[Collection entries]

=== Begin Enclosure ===

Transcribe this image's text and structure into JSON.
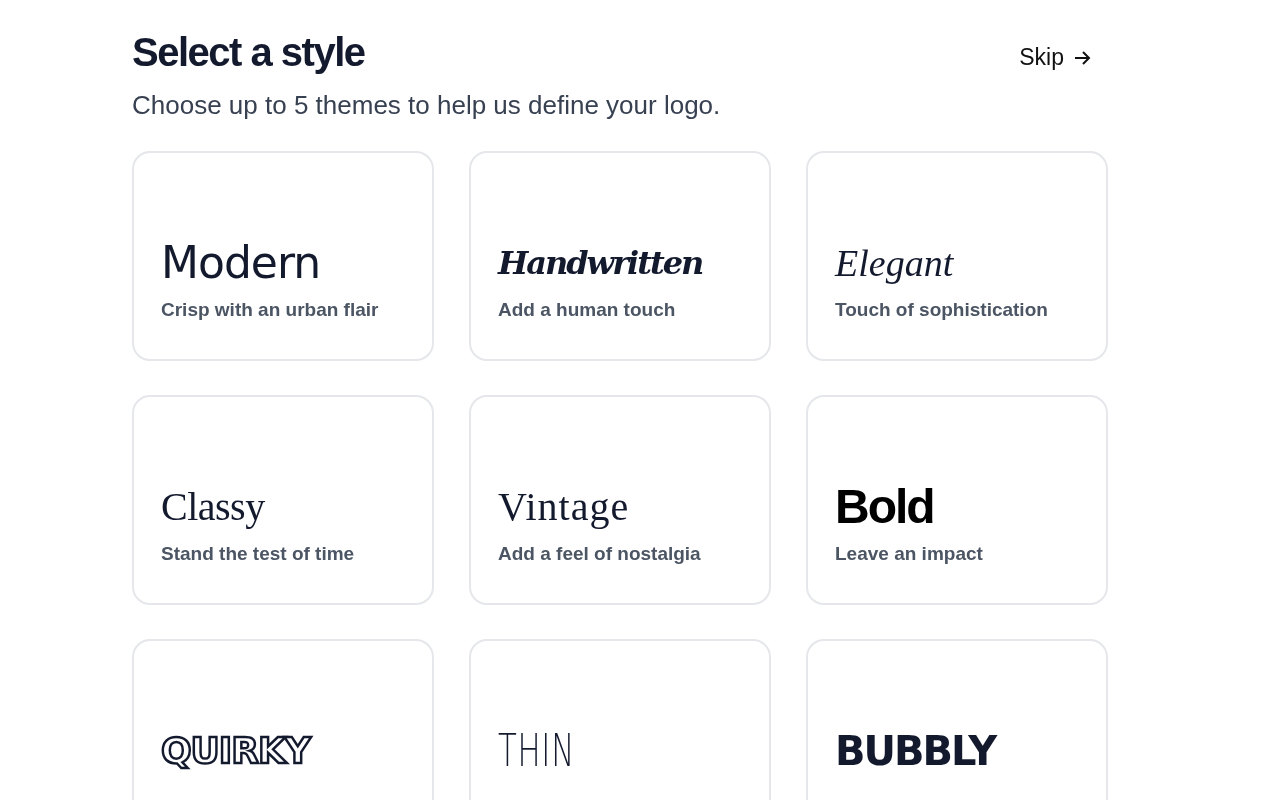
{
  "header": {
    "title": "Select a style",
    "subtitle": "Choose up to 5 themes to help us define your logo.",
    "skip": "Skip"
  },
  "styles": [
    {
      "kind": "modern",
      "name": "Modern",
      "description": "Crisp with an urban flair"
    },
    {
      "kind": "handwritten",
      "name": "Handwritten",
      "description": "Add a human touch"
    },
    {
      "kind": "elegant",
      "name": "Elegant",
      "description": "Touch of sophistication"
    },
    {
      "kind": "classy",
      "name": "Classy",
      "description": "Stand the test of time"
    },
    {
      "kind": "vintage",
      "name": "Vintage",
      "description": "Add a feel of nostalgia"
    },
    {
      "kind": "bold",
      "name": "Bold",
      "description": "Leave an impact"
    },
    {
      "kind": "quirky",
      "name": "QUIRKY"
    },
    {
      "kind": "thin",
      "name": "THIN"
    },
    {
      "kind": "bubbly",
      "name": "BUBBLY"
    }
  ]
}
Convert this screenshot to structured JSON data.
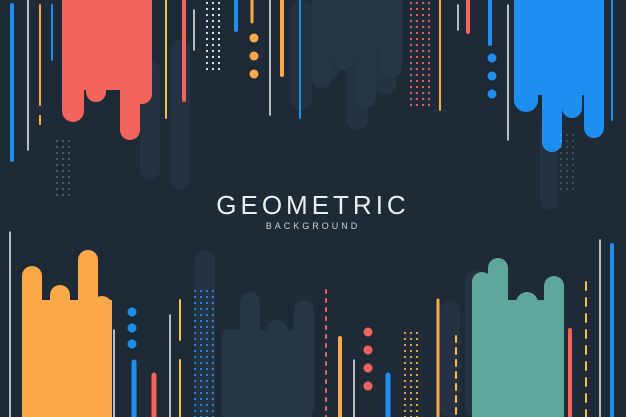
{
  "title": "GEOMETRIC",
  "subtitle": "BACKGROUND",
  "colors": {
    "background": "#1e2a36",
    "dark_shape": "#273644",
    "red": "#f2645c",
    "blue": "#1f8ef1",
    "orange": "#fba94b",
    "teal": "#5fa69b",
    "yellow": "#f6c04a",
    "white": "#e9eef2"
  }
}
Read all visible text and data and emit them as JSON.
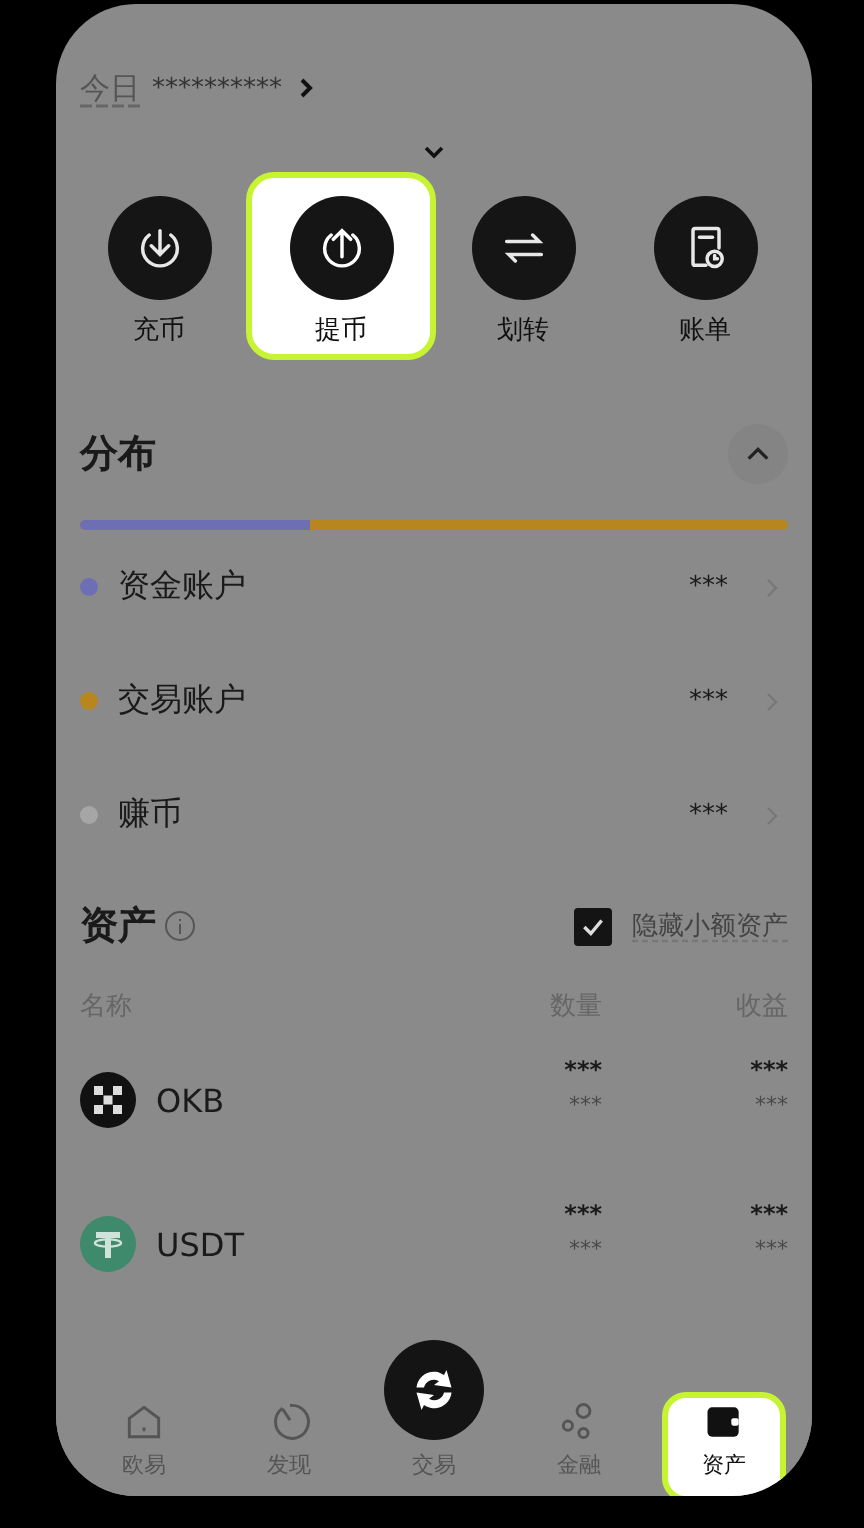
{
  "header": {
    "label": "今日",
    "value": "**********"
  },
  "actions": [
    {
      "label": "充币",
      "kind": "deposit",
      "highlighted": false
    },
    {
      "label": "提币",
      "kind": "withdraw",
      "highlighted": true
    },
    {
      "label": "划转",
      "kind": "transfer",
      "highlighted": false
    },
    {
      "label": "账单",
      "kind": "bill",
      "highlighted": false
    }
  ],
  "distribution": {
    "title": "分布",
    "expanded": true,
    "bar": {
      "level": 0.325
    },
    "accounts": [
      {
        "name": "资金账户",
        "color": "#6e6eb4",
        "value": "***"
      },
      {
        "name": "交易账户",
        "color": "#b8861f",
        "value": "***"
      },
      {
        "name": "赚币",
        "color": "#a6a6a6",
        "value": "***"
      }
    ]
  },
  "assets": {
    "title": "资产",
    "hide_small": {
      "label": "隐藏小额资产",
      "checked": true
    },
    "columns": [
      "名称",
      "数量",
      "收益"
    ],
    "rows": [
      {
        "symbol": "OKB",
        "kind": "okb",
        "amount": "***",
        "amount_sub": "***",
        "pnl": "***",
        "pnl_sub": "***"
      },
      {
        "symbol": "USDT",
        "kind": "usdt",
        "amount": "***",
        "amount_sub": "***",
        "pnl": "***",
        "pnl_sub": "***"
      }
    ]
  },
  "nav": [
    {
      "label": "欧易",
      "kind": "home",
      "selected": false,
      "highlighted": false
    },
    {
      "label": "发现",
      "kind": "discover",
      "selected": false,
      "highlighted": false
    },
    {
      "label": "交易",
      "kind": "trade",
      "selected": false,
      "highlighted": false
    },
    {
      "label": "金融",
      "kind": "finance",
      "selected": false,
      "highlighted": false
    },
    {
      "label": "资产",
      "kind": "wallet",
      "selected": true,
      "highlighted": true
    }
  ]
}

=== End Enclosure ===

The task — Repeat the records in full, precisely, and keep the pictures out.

Exercise response —
Transcribe this image's text and structure into JSON.
{
  "header": {
    "title": "Select a style",
    "subtitle": "Choose up to 5 themes to help us define your logo.",
    "skip": "Skip"
  },
  "styles": [
    {
      "kind": "modern",
      "name": "Modern",
      "description": "Crisp with an urban flair"
    },
    {
      "kind": "handwritten",
      "name": "Handwritten",
      "description": "Add a human touch"
    },
    {
      "kind": "elegant",
      "name": "Elegant",
      "description": "Touch of sophistication"
    },
    {
      "kind": "classy",
      "name": "Classy",
      "description": "Stand the test of time"
    },
    {
      "kind": "vintage",
      "name": "Vintage",
      "description": "Add a feel of nostalgia"
    },
    {
      "kind": "bold",
      "name": "Bold",
      "description": "Leave an impact"
    },
    {
      "kind": "quirky",
      "name": "QUIRKY"
    },
    {
      "kind": "thin",
      "name": "THIN"
    },
    {
      "kind": "bubbly",
      "name": "BUBBLY"
    }
  ]
}
Convert this screenshot to structured JSON data.
{
  "title": "GEOMETRIC",
  "subtitle": "BACKGROUND",
  "colors": {
    "background": "#1e2a36",
    "dark_shape": "#273644",
    "red": "#f2645c",
    "blue": "#1f8ef1",
    "orange": "#fba94b",
    "teal": "#5fa69b",
    "yellow": "#f6c04a",
    "white": "#e9eef2"
  }
}
Read all visible text and data and emit them as JSON.
{
  "header": {
    "label": "今日",
    "value": "**********"
  },
  "actions": [
    {
      "label": "充币",
      "kind": "deposit",
      "highlighted": false
    },
    {
      "label": "提币",
      "kind": "withdraw",
      "highlighted": true
    },
    {
      "label": "划转",
      "kind": "transfer",
      "highlighted": false
    },
    {
      "label": "账单",
      "kind": "bill",
      "highlighted": false
    }
  ],
  "distribution": {
    "title": "分布",
    "expanded": true,
    "bar": {
      "level": 0.325
    },
    "accounts": [
      {
        "name": "资金账户",
        "color": "#6e6eb4",
        "value": "***"
      },
      {
        "name": "交易账户",
        "color": "#b8861f",
        "value": "***"
      },
      {
        "name": "赚币",
        "color": "#a6a6a6",
        "value": "***"
      }
    ]
  },
  "assets": {
    "title": "资产",
    "hide_small": {
      "label": "隐藏小额资产",
      "checked": true
    },
    "columns": [
      "名称",
      "数量",
      "收益"
    ],
    "rows": [
      {
        "symbol": "OKB",
        "kind": "okb",
        "amount": "***",
        "amount_sub": "***",
        "pnl": "***",
        "pnl_sub": "***"
      },
      {
        "symbol": "USDT",
        "kind": "usdt",
        "amount": "***",
        "amount_sub": "***",
        "pnl": "***",
        "pnl_sub": "***"
      }
    ]
  },
  "nav": [
    {
      "label": "欧易",
      "kind": "home",
      "selected": false,
      "highlighted": false
    },
    {
      "label": "发现",
      "kind": "discover",
      "selected": false,
      "highlighted": false
    },
    {
      "label": "交易",
      "kind": "trade",
      "selected": false,
      "highlighted": false
    },
    {
      "label": "金融",
      "kind": "finance",
      "selected": false,
      "highlighted": false
    },
    {
      "label": "资产",
      "kind": "wallet",
      "selected": true,
      "highlighted": true
    }
  ]
}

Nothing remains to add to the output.